----- Data excerpts -----

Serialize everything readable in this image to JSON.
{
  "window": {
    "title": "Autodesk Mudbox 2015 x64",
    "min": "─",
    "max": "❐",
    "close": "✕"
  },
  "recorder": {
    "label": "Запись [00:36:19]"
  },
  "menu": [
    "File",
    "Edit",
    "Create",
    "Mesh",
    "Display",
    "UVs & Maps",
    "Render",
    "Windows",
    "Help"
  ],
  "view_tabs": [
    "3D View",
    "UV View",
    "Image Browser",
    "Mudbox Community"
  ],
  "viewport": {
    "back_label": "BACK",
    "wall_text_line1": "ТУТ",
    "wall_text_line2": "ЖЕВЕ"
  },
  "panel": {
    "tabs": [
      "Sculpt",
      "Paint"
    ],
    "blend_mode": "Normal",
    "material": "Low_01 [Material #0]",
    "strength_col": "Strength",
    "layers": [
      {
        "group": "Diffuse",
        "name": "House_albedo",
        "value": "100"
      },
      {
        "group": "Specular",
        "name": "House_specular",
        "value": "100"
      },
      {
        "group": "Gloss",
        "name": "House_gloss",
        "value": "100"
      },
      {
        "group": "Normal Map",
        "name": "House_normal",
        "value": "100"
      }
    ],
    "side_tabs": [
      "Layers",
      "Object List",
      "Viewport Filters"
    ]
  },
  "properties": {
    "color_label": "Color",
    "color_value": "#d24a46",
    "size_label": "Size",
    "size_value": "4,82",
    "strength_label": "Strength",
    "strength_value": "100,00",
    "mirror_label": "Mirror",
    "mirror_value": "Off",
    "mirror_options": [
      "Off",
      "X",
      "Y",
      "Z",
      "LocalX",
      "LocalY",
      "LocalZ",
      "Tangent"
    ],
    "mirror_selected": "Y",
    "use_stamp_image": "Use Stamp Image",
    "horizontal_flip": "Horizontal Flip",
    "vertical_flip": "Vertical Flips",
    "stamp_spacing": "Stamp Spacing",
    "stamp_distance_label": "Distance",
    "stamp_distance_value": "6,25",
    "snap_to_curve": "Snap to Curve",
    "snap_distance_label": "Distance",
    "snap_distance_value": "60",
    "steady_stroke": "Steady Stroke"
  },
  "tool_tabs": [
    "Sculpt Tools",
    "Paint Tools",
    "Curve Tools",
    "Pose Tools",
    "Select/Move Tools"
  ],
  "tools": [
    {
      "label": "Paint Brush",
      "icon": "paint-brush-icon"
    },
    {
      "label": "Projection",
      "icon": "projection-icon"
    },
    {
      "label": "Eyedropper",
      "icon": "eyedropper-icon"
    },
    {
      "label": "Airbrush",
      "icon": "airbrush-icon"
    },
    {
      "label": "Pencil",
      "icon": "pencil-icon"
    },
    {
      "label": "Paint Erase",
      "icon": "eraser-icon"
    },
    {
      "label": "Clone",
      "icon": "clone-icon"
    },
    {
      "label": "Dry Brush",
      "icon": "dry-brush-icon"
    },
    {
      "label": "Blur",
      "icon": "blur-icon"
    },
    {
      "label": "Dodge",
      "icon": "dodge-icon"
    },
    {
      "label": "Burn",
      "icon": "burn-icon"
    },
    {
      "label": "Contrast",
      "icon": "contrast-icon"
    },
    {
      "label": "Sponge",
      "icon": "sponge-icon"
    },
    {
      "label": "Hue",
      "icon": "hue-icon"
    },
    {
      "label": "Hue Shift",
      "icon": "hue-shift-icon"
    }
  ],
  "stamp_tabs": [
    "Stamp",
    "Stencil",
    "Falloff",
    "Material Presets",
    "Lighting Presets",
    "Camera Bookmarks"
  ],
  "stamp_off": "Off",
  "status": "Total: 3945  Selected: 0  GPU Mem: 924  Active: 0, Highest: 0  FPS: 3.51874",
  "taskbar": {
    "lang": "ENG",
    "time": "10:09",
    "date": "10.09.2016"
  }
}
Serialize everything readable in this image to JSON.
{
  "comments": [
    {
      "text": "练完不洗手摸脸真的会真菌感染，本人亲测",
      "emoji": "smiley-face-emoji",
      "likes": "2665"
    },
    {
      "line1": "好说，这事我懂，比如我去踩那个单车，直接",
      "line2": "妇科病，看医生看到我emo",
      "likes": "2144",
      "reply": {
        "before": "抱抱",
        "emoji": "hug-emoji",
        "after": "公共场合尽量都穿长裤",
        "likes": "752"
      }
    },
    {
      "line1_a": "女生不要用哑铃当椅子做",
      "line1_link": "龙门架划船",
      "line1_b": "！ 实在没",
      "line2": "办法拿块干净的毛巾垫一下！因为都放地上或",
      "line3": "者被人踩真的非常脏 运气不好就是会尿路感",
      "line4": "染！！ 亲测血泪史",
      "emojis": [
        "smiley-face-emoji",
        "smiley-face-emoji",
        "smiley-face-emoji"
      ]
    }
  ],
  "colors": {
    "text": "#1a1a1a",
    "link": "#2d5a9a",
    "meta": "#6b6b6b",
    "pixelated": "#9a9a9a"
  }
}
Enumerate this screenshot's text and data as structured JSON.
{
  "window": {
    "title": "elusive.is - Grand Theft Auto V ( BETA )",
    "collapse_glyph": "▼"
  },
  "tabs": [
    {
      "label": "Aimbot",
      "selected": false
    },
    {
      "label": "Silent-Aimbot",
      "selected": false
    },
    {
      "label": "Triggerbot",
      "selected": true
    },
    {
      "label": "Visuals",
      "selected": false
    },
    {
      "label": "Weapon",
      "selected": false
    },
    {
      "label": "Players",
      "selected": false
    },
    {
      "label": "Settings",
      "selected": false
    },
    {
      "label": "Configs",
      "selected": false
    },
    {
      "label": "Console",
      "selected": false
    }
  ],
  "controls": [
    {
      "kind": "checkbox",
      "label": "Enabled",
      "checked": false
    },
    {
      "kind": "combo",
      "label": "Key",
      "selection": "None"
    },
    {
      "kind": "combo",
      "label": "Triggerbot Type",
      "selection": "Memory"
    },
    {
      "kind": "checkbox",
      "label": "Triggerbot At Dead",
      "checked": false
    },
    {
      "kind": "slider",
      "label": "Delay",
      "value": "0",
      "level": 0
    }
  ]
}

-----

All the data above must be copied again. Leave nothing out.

> _Finished exercise_:
Serialize everything readable in this image to JSON.
{
  "window": {
    "title": "Autodesk Mudbox 2015 x64",
    "min": "─",
    "max": "❐",
    "close": "✕"
  },
  "recorder": {
    "label": "Запись [00:36:19]"
  },
  "menu": [
    "File",
    "Edit",
    "Create",
    "Mesh",
    "Display",
    "UVs & Maps",
    "Render",
    "Windows",
    "Help"
  ],
  "view_tabs": [
    "3D View",
    "UV View",
    "Image Browser",
    "Mudbox Community"
  ],
  "viewport": {
    "back_label": "BACK",
    "wall_text_line1": "ТУТ",
    "wall_text_line2": "ЖЕВЕ"
  },
  "panel": {
    "tabs": [
      "Sculpt",
      "Paint"
    ],
    "blend_mode": "Normal",
    "material": "Low_01 [Material #0]",
    "strength_col": "Strength",
    "layers": [
      {
        "group": "Diffuse",
        "name": "House_albedo",
        "value": "100"
      },
      {
        "group": "Specular",
        "name": "House_specular",
        "value": "100"
      },
      {
        "group": "Gloss",
        "name": "House_gloss",
        "value": "100"
      },
      {
        "group": "Normal Map",
        "name": "House_normal",
        "value": "100"
      }
    ],
    "side_tabs": [
      "Layers",
      "Object List",
      "Viewport Filters"
    ]
  },
  "properties": {
    "color_label": "Color",
    "color_value": "#d24a46",
    "size_label": "Size",
    "size_value": "4,82",
    "strength_label": "Strength",
    "strength_value": "100,00",
    "mirror_label": "Mirror",
    "mirror_value": "Off",
    "mirror_options": [
      "Off",
      "X",
      "Y",
      "Z",
      "LocalX",
      "LocalY",
      "LocalZ",
      "Tangent"
    ],
    "mirror_selected": "Y",
    "use_stamp_image": "Use Stamp Image",
    "horizontal_flip": "Horizontal Flip",
    "vertical_flip": "Vertical Flips",
    "stamp_spacing": "Stamp Spacing",
    "stamp_distance_label": "Distance",
    "stamp_distance_value": "6,25",
    "snap_to_curve": "Snap to Curve",
    "snap_distance_label": "Distance",
    "snap_distance_value": "60",
    "steady_stroke": "Steady Stroke"
  },
  "tool_tabs": [
    "Sculpt Tools",
    "Paint Tools",
    "Curve Tools",
    "Pose Tools",
    "Select/Move Tools"
  ],
  "tools": [
    {
      "label": "Paint Brush",
      "icon": "paint-brush-icon"
    },
    {
      "label": "Projection",
      "icon": "projection-icon"
    },
    {
      "label": "Eyedropper",
      "icon": "eyedropper-icon"
    },
    {
      "label": "Airbrush",
      "icon": "airbrush-icon"
    },
    {
      "label": "Pencil",
      "icon": "pencil-icon"
    },
    {
      "label": "Paint Erase",
      "icon": "eraser-icon"
    },
    {
      "label": "Clone",
      "icon": "clone-icon"
    },
    {
      "label": "Dry Brush",
      "icon": "dry-brush-icon"
    },
    {
      "label": "Blur",
      "icon": "blur-icon"
    },
    {
      "label": "Dodge",
      "icon": "dodge-icon"
    },
    {
      "label": "Burn",
      "icon": "burn-icon"
    },
    {
      "label": "Contrast",
      "icon": "contrast-icon"
    },
    {
      "label": "Sponge",
      "icon": "sponge-icon"
    },
    {
      "label": "Hue",
      "icon": "hue-icon"
    },
    {
      "label": "Hue Shift",
      "icon": "hue-shift-icon"
    }
  ],
  "stamp_tabs": [
    "Stamp",
    "Stencil",
    "Falloff",
    "Material Presets",
    "Lighting Presets",
    "Camera Bookmarks"
  ],
  "stamp_off": "Off",
  "status": "Total: 3945  Selected: 0  GPU Mem: 924  Active: 0, Highest: 0  FPS: 3.51874",
  "taskbar": {
    "lang": "ENG",
    "time": "10:09",
    "date": "10.09.2016"
  }
}
Serialize everything readable in this image to JSON.
{
  "comments": [
    {
      "text": "练完不洗手摸脸真的会真菌感染，本人亲测",
      "emoji": "smiley-face-emoji",
      "likes": "2665"
    },
    {
      "line1": "好说，这事我懂，比如我去踩那个单车，直接",
      "line2": "妇科病，看医生看到我emo",
      "likes": "2144",
      "reply": {
        "before": "抱抱",
        "emoji": "hug-emoji",
        "after": "公共场合尽量都穿长裤",
        "likes": "752"
      }
    },
    {
      "line1_a": "女生不要用哑铃当椅子做",
      "line1_link": "龙门架划船",
      "line1_b": "！ 实在没",
      "line2": "办法拿块干净的毛巾垫一下！因为都放地上或",
      "line3": "者被人踩真的非常脏 运气不好就是会尿路感",
      "line4": "染！！ 亲测血泪史",
      "emojis": [
        "smiley-face-emoji",
        "smiley-face-emoji",
        "smiley-face-emoji"
      ]
    }
  ],
  "colors": {
    "text": "#1a1a1a",
    "link": "#2d5a9a",
    "meta": "#6b6b6b",
    "pixelated": "#9a9a9a"
  }
}
Enumerate this screenshot's text and data as structured JSON.
{
  "window": {
    "title": "elusive.is - Grand Theft Auto V ( BETA )",
    "collapse_glyph": "▼"
  },
  "tabs": [
    {
      "label": "Aimbot",
      "selected": false
    },
    {
      "label": "Silent-Aimbot",
      "selected": false
    },
    {
      "label": "Triggerbot",
      "selected": true
    },
    {
      "label": "Visuals",
      "selected": false
    },
    {
      "label": "Weapon",
      "selected": false
    },
    {
      "label": "Players",
      "selected": false
    },
    {
      "label": "Settings",
      "selected": false
    },
    {
      "label": "Configs",
      "selected": false
    },
    {
      "label": "Console",
      "selected": false
    }
  ],
  "controls": [
    {
      "kind": "checkbox",
      "label": "Enabled",
      "checked": false
    },
    {
      "kind": "combo",
      "label": "Key",
      "selection": "None"
    },
    {
      "kind": "combo",
      "label": "Triggerbot Type",
      "selection": "Memory"
    },
    {
      "kind": "checkbox",
      "label": "Triggerbot At Dead",
      "checked": false
    },
    {
      "kind": "slider",
      "label": "Delay",
      "value": "0",
      "level": 0
    }
  ]
}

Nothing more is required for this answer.